The Old Testament lesson from 2 Samuel contains an “after the action” moment in the story of the life of David. After his sexual misadventure with Bathsheba, and after his arranged murder of her husband Uriah, David now receives God’s judgment, delivered through the prophet Nathan. What Nathan offers David is not only a statement of the divine consequences of his actions, but a view of how David’s actions appear in God’s sight. The effect on David is to evoke his repentance, his acknowledgment, “I have sinned before the Lord.” While this is not the kind of situation we find ourselves in (I certainly hope!), the basic pattern of this episode is instructive for us: we reflect on what has happened in our lives, and we ask what state of mind and heart God draws us toward and what changes God asks us to make.
Likewise, but in a very different context, our Gospel lesson is another “after the action” moment in Jesus’ ministry. On the day after the feeding of the five thousand, those people who remain go to find Jesus. When they come to him, Jesus says, “Very truly I tell you, you are looking for me, not because you saw signs, but because you ate your fill of the loaves. Do not work for the food that perishes, but for the food that endures for eternal life, which the Son of Man will give you.” Jesus directs them to believe in the one whom God has sent. Seeing that they still do not understand, Jesus tells them, “the bread of God is that which comes down from heaven and gives life to the world.” Then they ask, “Sir, give us this bread always.” And Jesus replies, “I am the bread of life. Whoever comes to me will never be hungry, and whoever believes in me will never be thirsty.” Again, we find the pattern of this episode instructive: we reflect on how we have tasted the joy of God’s abundance and how we have known Christ in our lives, and we ask how we can live in such a way as to live in and share that abundance and the love of Christ always.

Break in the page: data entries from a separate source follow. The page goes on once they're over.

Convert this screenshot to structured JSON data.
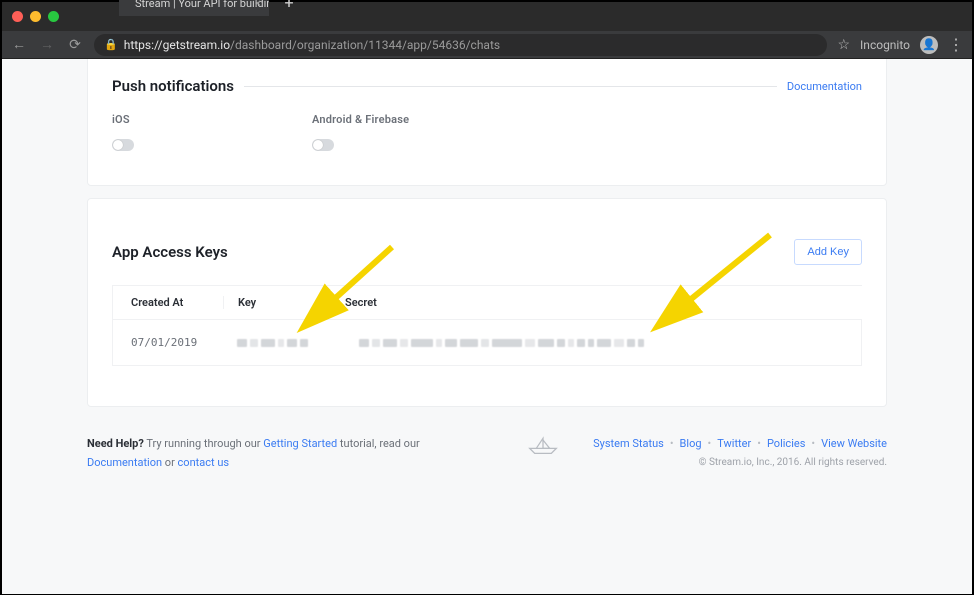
{
  "browser": {
    "tab_title": "Stream | Your API for building",
    "url_host": "https://getstream.io",
    "url_path": "/dashboard/organization/11344/app/54636/chats",
    "incognito_label": "Incognito"
  },
  "push": {
    "section_title": "Push notifications",
    "doc_link": "Documentation",
    "ios_label": "iOS",
    "android_label": "Android & Firebase"
  },
  "access_keys": {
    "title": "App Access Keys",
    "add_key_label": "Add Key",
    "columns": {
      "created": "Created At",
      "key": "Key",
      "secret": "Secret"
    },
    "rows": [
      {
        "created_at": "07/01/2019"
      }
    ]
  },
  "footer": {
    "need_help": "Need Help?",
    "help_text_1": " Try running through our ",
    "getting_started": "Getting Started",
    "help_text_2": " tutorial, read our ",
    "documentation": "Documentation",
    "or": " or ",
    "contact_us": "contact us",
    "links": {
      "status": "System Status",
      "blog": "Blog",
      "twitter": "Twitter",
      "policies": "Policies",
      "view_site": "View Website"
    },
    "copyright": "© Stream.io, Inc., 2016. All rights reserved."
  }
}
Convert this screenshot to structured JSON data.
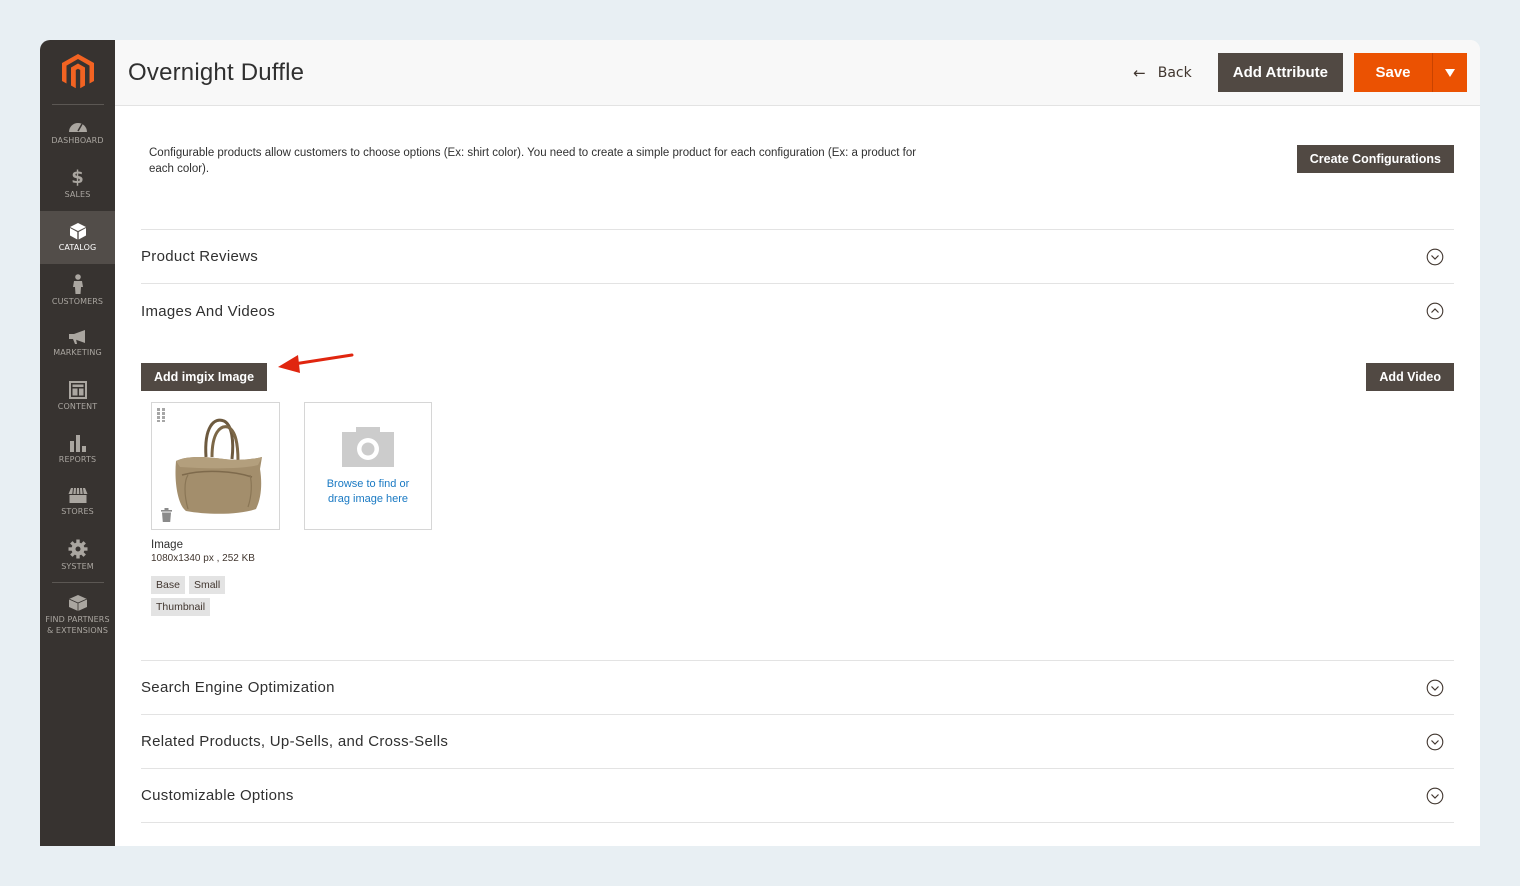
{
  "sidebar": {
    "logo": "magento-logo",
    "items": [
      {
        "label": "Dashboard",
        "icon": "dashboard-icon",
        "active": false
      },
      {
        "label": "Sales",
        "icon": "dollar-icon",
        "active": false
      },
      {
        "label": "Catalog",
        "icon": "box-icon",
        "active": true
      },
      {
        "label": "Customers",
        "icon": "person-icon",
        "active": false
      },
      {
        "label": "Marketing",
        "icon": "megaphone-icon",
        "active": false
      },
      {
        "label": "Content",
        "icon": "layout-icon",
        "active": false
      },
      {
        "label": "Reports",
        "icon": "bar-chart-icon",
        "active": false
      },
      {
        "label": "Stores",
        "icon": "storefront-icon",
        "active": false
      },
      {
        "label": "System",
        "icon": "gear-icon",
        "active": false
      }
    ],
    "partners": {
      "line1": "Find Partners",
      "line2": "& Extensions",
      "icon": "cube-icon"
    }
  },
  "header": {
    "title": "Overnight Duffle",
    "back_label": "Back",
    "add_attribute_label": "Add Attribute",
    "save_label": "Save"
  },
  "config": {
    "text": "Configurable products allow customers to choose options (Ex: shirt color). You need to create a simple product for each configuration (Ex: a product for each color).",
    "button_label": "Create Configurations"
  },
  "sections": {
    "product_reviews": "Product Reviews",
    "images_and_videos": "Images And Videos",
    "seo": "Search Engine Optimization",
    "related": "Related Products, Up-Sells, and Cross-Sells",
    "customizable": "Customizable Options"
  },
  "images": {
    "add_imgix_label": "Add imgix Image",
    "add_video_label": "Add Video",
    "uploader_text_line1": "Browse to find or",
    "uploader_text_line2": "drag image here",
    "item": {
      "name": "Image",
      "size": "1080x1340 px , 252 KB",
      "roles": [
        "Base",
        "Small",
        "Thumbnail"
      ]
    }
  },
  "colors": {
    "accent": "#eb5202",
    "dark_button": "#514943",
    "sidebar_bg": "#373330",
    "link": "#1979c3",
    "annotation_arrow": "#e0260f"
  }
}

This Sunday when we gather to listen to God speaking to us in scripture, song, and prayer, we will also be asking two questions: 1.) What does God want us to do now? And 2.) How do we need to change in order to do it?